Building fair, democratic and inclusive societies in Africa.
The Institute for Justice and Reconciliation shapes national approaches to transitional justice and reconciliation in Africa.
IJR CALLS ON SA SPECIAL ENVOY TO SOUTH SUDAN, DEPUTY PRESIDENT CYRIL RAMAPHOSA, TO EXPLAIN THE TERMS AND CONDITIONS OF SUDAN PEOPLE’S LIBERATION MOVEMENT IN OPPOSITION (SPLM-IO) LEADER RIEK MACHAR’S LONG-TERM STAY AND STATUS IN SOUTH AFRICA. AND TO OPENLY COMMUNICATE SOUTH AFRICA’S PLAN TO REACTIVATE THE STALLED PEACE PROCESS IN SOUTH SUDAN The Institute for Justice and Reconciliation [...]
Intergroup marriages are considered an important measure of the dissolution of social and cultural barriers, therefore of social and cultural integration. Despite coming from different backgrounds, partners in intergroup (here interracial) marriages are likely to share some common values and aspirations. These elements are seen to be enabling of social cohesion in multicultural societies. Elnari Potgieter, Project Leader for the South Africa Reconciliation Barometer at IJR, further notes that attitudes towards interracial marriages are of importance when considering intergroup marriages as a measure of integration.
The Institute for Justice and Reconciliation (IJR) has added a Safeguarding Policy document to its policies and procedures manuals to ensure that vulnerable groups and individuals engaging with the IJR and its work will continue to be protected and special attention is given to the potential risks posed and the potential needs of vulnerable groups. Watch IJR's Executive Director, [...]

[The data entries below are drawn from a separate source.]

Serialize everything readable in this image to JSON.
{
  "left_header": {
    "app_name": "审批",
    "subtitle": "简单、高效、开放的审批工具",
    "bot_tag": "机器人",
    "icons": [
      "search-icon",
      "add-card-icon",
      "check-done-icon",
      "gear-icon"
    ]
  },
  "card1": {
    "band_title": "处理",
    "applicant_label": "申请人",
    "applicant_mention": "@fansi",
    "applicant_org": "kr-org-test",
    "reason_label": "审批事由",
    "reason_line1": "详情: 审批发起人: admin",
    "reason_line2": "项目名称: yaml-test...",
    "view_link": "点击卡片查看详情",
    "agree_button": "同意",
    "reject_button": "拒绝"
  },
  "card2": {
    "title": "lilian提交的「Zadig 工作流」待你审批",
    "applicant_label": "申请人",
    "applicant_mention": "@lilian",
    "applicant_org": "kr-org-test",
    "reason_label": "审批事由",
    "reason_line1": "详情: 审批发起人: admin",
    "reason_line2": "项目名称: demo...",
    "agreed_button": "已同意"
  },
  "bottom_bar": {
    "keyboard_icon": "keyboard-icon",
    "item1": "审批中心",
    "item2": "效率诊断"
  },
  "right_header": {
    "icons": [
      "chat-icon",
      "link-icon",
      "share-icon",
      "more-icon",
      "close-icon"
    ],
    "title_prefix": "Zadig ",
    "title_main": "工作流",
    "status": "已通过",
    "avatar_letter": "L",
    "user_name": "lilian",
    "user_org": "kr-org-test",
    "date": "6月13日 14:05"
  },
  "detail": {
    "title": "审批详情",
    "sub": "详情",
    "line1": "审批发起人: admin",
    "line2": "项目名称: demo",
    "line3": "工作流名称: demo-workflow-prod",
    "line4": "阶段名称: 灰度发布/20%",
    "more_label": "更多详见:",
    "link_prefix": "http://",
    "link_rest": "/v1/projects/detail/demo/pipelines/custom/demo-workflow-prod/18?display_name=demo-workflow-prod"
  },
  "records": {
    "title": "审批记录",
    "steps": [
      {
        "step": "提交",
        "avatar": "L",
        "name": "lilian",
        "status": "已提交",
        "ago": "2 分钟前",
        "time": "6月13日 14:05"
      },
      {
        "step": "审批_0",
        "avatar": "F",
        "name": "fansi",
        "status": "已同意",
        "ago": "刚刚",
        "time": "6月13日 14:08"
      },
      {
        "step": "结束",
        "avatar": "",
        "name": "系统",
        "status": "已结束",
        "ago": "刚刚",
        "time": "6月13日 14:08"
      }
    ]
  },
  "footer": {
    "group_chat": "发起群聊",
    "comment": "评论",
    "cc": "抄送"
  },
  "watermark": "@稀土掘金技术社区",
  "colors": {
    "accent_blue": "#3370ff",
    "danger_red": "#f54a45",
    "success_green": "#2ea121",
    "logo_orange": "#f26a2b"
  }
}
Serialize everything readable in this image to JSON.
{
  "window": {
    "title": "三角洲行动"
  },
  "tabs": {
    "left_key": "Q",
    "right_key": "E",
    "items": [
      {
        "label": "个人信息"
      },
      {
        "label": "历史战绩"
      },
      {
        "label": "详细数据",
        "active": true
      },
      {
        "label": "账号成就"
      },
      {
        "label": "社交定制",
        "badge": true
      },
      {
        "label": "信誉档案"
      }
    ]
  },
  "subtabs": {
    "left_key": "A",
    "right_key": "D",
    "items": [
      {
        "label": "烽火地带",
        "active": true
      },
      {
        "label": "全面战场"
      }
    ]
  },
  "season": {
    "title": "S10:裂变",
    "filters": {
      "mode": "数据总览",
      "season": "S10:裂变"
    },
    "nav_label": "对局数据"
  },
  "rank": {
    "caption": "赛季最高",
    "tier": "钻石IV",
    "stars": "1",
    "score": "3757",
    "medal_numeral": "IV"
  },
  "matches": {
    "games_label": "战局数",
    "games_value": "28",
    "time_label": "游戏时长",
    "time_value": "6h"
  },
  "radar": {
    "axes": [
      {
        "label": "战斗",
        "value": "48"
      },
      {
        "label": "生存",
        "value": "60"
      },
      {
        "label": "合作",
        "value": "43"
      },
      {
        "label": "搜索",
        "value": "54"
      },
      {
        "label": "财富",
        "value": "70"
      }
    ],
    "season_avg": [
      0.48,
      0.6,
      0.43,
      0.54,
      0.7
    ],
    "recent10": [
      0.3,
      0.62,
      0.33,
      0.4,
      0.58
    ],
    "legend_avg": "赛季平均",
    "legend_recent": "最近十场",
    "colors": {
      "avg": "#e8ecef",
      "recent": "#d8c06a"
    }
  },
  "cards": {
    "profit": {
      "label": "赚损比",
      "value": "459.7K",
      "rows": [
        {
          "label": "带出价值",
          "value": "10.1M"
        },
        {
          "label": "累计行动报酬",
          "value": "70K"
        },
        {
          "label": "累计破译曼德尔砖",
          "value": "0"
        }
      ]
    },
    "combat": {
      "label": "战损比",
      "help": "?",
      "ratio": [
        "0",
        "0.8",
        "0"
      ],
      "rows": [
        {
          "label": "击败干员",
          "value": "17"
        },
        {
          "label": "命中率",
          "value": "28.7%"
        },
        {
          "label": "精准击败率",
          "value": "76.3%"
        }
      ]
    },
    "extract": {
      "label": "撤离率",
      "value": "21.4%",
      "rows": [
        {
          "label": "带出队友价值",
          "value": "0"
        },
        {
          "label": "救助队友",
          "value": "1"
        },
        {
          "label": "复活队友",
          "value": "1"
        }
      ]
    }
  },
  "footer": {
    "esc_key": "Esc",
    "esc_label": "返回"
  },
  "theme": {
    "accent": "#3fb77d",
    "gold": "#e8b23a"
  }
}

It has been over 100 years since Du Bois first described the effects of white domination and supremacy on the black mind. He reflected on how it affects a “double consciousness” as a peculiar sensation. The sense of always looking at one’s self through the eyes of others, of measuring one’s soul by the tape of a world that looks on in amused contempt and pity (Du Bois 1989). Ashanti Kunene, intern for the Sustained Dialogue Programme shares her thoughts on the intersections of oppression.